Right - you have the right to access any data held by us, to have it rectified if it’s inaccurate and to have it destroyed (to be forgotten) if you no longer want us to keep it.
Our approach Access - if you want access to or copies of any data that we hold, you need to contact the solicitor in charge of and/or supervising your case and tell them in writing what documents or data you are seeking – you must be specific. You also have the right to ask to receive the data in a specific format. We have one calendar month to respond to that request that request, or three months if the request is complex. We will not charge for providing the data unless the request is unfounded or excessive or repetitive. If a charge is made, it will be a sum to cover the administrative cost of providing the data.
Rectification – if you believe that any of the data we hold for you is inaccurate, please contact the solicitor/supervisor in charge of your file and set out, in writing, the specific detail of what you believe to be inaccurate. We have one month to rectify any mistakes, including ensuring anyone that we have sent the data in question to also rectifies what they are holding. If the rectification is complex, we may take as long as three months. If we refuse to rectify the data in question, we will explain why and you will have the right to complain (within one month) to the ICO (see below under ‘Complaints’).
Right to be forgotten – while you have the legal right to have your data removed or destroyed, we have a competing right to keep certain data for certain reasons including maintaining insurance cover that protects both the firm and our clients. We cannot, therefore, guarantee that we will agree to remove/destroy your data on request. We are entitled to keep your file, once the matter is concluded, for a minimum period of six years, this being the period during which a negligence claim could be brought against us. Where our client was a child, this six-year period runs from the date of their majority, i.e. their 18th birthday and not the date of the conclusion of the case. In Legal Aid cases, we also have a duty to retain your file for audit. However, consideration will be given to the papers we hold at the conclusion of your case to what data we need to keep and in what format (i.e. paper and/or digitally). We will only retain that which we feel is necessary. In addition, a minimum amount of data (i.e. less than we would keep for the purposes of defending a claim against us) may need to be kept for a longer period of time to ensure that we are able to comply with our professional duty not to act for a client in circumstances where there may be a conflict of interest. We cannot perform that check if we no longer have data about whom we have previously acted for and in what circumstances, i.e. what type of case it was.

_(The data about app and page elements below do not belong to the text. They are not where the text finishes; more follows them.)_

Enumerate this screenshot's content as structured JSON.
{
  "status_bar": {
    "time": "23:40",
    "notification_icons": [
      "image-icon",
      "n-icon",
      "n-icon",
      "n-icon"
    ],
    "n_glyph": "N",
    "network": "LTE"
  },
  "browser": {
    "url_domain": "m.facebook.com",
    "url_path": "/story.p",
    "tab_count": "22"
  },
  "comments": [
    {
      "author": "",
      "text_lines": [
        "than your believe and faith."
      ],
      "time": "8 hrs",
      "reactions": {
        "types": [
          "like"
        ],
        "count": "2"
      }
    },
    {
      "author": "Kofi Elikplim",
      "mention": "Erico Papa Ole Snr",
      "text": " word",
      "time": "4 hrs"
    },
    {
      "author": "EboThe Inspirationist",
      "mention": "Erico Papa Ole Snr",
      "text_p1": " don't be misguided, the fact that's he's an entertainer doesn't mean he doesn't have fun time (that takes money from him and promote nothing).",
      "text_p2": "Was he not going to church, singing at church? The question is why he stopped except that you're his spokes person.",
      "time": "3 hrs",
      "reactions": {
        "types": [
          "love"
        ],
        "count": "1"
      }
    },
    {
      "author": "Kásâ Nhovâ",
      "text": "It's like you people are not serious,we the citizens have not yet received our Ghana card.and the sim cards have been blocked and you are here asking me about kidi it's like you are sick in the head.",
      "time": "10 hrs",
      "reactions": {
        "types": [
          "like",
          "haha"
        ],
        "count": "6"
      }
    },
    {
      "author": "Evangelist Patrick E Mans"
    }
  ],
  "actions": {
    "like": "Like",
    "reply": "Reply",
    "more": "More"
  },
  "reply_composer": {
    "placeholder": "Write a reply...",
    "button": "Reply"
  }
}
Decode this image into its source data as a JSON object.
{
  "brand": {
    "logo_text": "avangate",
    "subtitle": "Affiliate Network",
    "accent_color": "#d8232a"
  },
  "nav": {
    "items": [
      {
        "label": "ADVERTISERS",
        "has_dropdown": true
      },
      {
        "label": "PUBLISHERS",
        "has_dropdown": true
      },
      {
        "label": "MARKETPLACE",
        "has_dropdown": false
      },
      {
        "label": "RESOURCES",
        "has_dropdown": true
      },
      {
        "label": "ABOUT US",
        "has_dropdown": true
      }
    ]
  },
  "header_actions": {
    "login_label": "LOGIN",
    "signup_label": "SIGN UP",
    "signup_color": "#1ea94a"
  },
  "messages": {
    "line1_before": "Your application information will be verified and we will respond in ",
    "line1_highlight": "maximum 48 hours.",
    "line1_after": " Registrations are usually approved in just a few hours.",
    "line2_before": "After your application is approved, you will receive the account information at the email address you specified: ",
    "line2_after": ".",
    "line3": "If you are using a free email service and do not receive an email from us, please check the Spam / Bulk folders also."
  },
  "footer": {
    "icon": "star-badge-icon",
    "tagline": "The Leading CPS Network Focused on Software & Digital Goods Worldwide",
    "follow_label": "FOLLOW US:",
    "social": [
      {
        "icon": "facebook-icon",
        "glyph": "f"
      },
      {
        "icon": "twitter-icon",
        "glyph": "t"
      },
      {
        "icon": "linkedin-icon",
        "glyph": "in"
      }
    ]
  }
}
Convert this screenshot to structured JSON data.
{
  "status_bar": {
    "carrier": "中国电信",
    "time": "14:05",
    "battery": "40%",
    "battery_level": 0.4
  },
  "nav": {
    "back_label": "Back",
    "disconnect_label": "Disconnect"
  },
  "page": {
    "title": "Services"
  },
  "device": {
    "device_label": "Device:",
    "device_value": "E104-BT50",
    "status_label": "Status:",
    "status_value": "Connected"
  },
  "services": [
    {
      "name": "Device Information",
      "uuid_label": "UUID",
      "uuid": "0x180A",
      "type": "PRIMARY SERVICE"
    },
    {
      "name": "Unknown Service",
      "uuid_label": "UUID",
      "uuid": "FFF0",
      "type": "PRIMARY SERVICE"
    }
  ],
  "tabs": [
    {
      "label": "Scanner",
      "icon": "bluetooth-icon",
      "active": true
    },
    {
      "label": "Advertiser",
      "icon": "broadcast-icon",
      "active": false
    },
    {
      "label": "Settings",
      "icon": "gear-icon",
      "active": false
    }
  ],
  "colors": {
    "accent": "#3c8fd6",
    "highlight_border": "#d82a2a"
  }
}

For unsuccessful job applicants, we will hold your date for six months to comply with our regulatory duties to retain this information for equality and diversity purposes.
In all the above circumstances (access, rectification and destruction) your request needs to meet the requirements below:
- It must be in writing
- It must be specific to what data is sought
- It must be specific to how you want the data to be provided to you
- You must provide ID at the time of the request
- You must pay the administration fee sought if the payment of a fee is required
Notification of breaches
If you believe that there has been a breach by us of your rights in relation to your data then please contact our Data Controller immediately and set out in writing what you believe the breach was, when it occurred and any impact the breach has had upon you.
Our legal duties in relation to breaches that we become aware of are to report these, within 72 hours, to the ICO if we believe that the breach is likely to result in a risk to your rights or your freedom. Additionally, we have a duty to tell you of the breach if we believe that the risk to your rights and freedoms is high.
If you have any complaints about the way that your data is controlled and/or processed by us then you have the right to complain to the Information Commissioners Office (ICO). The address if the ICO is:
Tel: 01625 545 745
If you do wish to complaint to the ICO then you must do so within one month.